The novice in coach painting is quite as likely to get bewildered as to be aided by much of the information given about roughstuff, the more so as the methods differ so widely. One authority tells us to use a large proportion of lead ground in oil with the coarser pigment, while another says use dry lead and but a small percentage, and still another insists that lead must be tabooed altogether. There are withal a good many moss-grown superstitions associated with the subject. Not the least of these is the remarkably absorbent nature which the surface that has been roughstuffed and "scoured" is supposed to possess. By many this power of absorption is believed to be equal to swallowing up, not only all the color applied, but at least 3 coats of varnish, and none of these would think of applying a coat of color to a roughstuffed surface without first giving it a coat of liquid filler as a sort of sacrificial oblation in recognition of this absorbing propensity. Another authority on the subject has laid down the rule that in the process of scouring, the block of pumice stone must always be moved in one direction, presumably for the reason that some trace of the stone is likely to be visible after the surface is finished.

If the block of stone is scratching, perhaps the appearance of the finished panel may be less objectionable with the furrows in parallel lines than in what engravers call "cross-hatching," but if the rubbing is properly done it is not easy to discover what difference it could make whether the stone is moved in a straight line or a circle. As to absorption, it cannot be distinguished in the finished panel between the surface that was coated with liquid filler and that to which the color was applied directly, except that cracking always occurs much sooner in the former, and this will be found to be the case with surfaces that have been coated with liquid filler and finished without roughstuff. Among the pigments that may be used for rough-stuff, and there are half a dozen or more, any of which may be used with success, there is no doubt but that known as "English filler" is best, but it is not always to be had without delay and inconveniences.

Yellow ocher, Reno umber and Key stone filler are all suitable for roughstuff, the ocher having been used many years for the purpose, but, as already remarked, the English filler is best. This is the rule for mixing given by Nobles and Hoare: Four pounds filler, 1 pound ground white lead, 1 pint gold size, 1 pint varnish and 1 1/2 pints turpentine, or 3/4 pint good size and 1/2 pint boiled oil in lieu of the varnish. In regard to the use of white lead ground in oil, it makes the rubbing more laborious, increases the liability to scratching, and requires a much longer time to harden before the scouring can be done, without in any appreciable manner improving the quality of the surface when finished.

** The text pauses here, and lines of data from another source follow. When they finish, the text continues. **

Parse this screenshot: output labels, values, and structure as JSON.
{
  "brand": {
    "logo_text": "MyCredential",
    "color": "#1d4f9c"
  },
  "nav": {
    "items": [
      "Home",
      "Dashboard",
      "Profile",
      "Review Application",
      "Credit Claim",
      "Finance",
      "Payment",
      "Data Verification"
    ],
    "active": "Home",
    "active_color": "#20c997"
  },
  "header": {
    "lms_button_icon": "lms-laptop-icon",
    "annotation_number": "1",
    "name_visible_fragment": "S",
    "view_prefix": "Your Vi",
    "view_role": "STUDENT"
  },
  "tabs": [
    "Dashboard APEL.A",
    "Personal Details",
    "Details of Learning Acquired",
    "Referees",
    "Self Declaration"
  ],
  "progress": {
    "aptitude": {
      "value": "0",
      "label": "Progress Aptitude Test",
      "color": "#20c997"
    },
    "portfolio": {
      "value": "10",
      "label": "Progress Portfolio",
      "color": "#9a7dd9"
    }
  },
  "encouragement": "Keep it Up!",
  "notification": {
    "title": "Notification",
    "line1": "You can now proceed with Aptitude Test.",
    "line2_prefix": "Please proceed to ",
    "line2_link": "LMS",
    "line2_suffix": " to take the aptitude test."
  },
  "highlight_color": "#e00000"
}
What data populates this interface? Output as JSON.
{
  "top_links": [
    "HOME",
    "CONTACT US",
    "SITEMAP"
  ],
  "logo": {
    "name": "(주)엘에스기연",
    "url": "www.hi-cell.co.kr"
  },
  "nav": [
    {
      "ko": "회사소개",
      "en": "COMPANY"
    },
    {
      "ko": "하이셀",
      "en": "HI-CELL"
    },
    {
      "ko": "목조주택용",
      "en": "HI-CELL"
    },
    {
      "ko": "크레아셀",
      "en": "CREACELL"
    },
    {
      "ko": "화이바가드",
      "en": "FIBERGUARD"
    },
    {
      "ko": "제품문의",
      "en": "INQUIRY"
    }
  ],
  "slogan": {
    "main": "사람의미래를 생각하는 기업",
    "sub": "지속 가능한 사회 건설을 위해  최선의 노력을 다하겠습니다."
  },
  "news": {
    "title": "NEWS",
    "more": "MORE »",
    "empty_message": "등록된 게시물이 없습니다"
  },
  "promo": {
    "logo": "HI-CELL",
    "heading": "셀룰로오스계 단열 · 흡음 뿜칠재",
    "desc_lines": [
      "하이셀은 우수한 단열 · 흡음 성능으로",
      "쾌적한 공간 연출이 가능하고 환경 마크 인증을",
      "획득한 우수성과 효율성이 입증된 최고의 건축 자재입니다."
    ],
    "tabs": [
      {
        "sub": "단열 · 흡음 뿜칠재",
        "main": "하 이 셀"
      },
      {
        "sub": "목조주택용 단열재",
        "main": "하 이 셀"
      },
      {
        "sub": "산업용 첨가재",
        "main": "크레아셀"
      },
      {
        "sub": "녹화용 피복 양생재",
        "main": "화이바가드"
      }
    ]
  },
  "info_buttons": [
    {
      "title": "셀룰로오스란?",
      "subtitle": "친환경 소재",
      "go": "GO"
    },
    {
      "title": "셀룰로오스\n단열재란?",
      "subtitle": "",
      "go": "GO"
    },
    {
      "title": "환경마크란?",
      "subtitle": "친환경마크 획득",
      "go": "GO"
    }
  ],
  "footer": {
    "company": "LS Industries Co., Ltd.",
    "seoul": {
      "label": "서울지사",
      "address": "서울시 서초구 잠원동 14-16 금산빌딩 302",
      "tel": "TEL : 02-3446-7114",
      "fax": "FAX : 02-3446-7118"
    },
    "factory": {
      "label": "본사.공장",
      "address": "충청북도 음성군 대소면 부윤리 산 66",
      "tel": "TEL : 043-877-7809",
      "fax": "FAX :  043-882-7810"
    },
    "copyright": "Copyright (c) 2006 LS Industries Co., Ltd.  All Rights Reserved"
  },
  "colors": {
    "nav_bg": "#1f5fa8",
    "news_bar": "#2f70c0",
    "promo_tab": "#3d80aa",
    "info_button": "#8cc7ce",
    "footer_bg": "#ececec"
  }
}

It may be remarked here that the addition of white lead, whether ground in oil or added dry to the coarser pigment, increases the labor of scouring just in proportion as it is used until sufficient may be used to render the scouring process impossible; hence, it follows that the mixing should be governed by the character of the job in hand. If the job is of a cheap class the use of very little or no lead at all is advisable, and the proportion of Japan and turpentine may also be increased, with the result that a fairly good surface may be obtained with much less labor than in the formula given.

The number of coats of filler required to effect the purpose in any given case must depend upon how well the builder has done his part of the work. If he has left the surface very uneven it follows, as a matter of course, that more coats will be required to make it level, and more of the roughstuff will remain after the leveling process than if the woodwork had been more perfectly done. While the merits of a system or method are not to be judged by its antiquity, there should be a good reason to justify the substitution of a new method for one that has given perfect satisfaction for generations and been used by the best coach painters who ever handled a brush.

A well-known writer on paints says that the effect of a varnish is usually attributed to the manner of its application and the quantity of thinners used for diluting the melted gums, with the prepared oils and the oxidizing agents used in its manufacture. While this has undoubtedly much to do with the successful application of varnish, there are other facts in this connection that should not be overlooked. For example, varnish is sometimes acted on by the breaking up, or the disintegration of the filling coats; which in turn is evidently acted on by the wood itself, according to its nature.

With the aid of the microscope in examining the component parts of wood a cellular tissue is observed which varies in form according to the species and the parts which are inspected. This cellular tissue is made up of small cavities called pores or cells, which are filled with a widely diversified matter and are covered with a hard and usually brittle substance called lignin.